Late last month the Israeli Consulate in New York held a Twitter-based news conference, inviting anyone to ask questions of the Israeli government about the conflict in Gaza. While activity around the conference blossomed, President-elect Barack Obama’s Twitter account has had little to say since Election Day last year.
The conflict in Gaza has become a growing international issue. Israel only recently sent in ground troops as part of Operation Cast Lead, while Hamas’s missiles have slowly made their way deeper into Israel than ever before. Though the Israeli government has declared a cease-fire for the operation, the conflict — and the conversation surrounding it — has continued. The repercussions have become global as supporters on both sides broadcast their sentiments publicly over the Internet.
Since the beginning of Operation Cast Lead, Twitter, a micro blogging service that limits posts to 140 characters, has been a major forum for users to constantly debate and report on the conflict, marking relevant comments with the hash-tag #gaza in order to indicate the ongoing conversation.
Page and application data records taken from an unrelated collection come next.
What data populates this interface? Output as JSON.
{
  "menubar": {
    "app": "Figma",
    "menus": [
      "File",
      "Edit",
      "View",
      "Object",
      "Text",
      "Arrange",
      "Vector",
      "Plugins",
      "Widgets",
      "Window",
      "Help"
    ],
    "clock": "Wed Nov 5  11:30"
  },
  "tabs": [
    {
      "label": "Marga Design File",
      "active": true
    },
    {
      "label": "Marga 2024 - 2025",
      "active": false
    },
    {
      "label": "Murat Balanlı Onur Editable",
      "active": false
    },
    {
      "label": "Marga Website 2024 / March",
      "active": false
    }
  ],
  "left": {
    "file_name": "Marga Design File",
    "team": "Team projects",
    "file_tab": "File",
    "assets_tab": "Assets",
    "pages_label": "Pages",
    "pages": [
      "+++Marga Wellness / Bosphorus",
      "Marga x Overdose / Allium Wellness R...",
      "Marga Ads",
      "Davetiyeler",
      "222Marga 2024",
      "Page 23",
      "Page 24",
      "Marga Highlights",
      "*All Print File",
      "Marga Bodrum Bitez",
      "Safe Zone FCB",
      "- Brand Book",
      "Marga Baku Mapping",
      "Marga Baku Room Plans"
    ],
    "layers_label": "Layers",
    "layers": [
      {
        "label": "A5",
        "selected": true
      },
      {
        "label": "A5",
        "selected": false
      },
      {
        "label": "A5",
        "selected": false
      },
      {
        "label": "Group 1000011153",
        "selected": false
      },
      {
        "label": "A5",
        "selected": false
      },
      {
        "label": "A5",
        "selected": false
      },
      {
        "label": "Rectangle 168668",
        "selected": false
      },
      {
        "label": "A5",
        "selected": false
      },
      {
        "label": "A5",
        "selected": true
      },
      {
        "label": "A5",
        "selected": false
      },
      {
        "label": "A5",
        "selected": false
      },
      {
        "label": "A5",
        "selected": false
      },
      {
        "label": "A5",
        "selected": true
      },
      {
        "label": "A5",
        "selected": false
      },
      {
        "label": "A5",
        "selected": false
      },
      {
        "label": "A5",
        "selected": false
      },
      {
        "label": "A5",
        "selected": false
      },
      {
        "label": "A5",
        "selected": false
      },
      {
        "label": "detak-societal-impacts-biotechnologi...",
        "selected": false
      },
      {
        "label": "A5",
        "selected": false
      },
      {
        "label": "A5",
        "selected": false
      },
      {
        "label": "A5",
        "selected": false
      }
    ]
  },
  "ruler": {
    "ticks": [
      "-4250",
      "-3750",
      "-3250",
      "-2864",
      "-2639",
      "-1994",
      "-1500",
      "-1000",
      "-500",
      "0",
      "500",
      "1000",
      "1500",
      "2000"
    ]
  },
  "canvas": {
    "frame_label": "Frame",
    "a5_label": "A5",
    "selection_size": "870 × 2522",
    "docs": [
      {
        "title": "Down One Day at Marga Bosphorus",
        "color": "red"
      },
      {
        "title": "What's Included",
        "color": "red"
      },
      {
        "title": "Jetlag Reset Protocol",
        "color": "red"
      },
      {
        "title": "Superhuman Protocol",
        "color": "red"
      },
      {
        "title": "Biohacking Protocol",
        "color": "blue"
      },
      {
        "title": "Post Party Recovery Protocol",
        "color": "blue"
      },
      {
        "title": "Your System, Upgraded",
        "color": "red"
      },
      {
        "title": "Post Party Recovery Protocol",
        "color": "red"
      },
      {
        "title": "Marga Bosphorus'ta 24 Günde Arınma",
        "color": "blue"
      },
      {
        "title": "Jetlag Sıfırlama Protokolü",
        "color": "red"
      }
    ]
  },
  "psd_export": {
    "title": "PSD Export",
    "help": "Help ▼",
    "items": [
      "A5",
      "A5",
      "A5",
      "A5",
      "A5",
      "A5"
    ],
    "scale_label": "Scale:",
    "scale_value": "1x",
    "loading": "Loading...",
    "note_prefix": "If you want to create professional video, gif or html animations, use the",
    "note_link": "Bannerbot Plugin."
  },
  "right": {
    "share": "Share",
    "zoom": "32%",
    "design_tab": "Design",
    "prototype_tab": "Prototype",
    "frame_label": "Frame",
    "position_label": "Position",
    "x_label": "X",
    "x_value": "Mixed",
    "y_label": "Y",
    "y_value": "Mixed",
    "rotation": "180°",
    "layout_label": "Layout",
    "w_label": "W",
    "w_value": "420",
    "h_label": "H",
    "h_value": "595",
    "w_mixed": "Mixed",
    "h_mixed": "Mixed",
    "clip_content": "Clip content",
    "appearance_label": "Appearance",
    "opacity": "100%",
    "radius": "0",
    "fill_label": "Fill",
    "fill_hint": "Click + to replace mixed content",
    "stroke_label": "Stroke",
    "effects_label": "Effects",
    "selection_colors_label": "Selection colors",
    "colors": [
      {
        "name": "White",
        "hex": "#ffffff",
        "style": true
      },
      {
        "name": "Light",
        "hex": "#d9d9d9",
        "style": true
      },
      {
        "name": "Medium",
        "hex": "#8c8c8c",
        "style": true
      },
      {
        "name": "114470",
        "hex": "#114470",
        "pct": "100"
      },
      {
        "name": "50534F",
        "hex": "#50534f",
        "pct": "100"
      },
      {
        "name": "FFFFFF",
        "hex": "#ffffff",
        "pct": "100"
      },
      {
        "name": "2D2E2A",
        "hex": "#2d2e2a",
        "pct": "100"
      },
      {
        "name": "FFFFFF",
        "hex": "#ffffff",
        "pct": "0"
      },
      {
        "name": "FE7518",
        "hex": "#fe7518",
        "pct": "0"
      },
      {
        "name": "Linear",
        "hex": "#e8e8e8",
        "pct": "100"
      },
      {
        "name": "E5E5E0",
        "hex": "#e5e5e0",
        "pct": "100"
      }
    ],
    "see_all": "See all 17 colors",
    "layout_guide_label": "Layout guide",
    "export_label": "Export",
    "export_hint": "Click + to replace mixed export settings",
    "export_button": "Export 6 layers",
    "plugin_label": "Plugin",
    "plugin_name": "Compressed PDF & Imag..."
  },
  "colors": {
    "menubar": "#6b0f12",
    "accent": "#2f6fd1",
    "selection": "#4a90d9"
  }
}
David Saranga, the consul of media and public affairs for the Israeli Consulate in New York, took notice of the conversation.
Read the rest of my article about Twitter’s potential to change the face of public policy at UPI.com.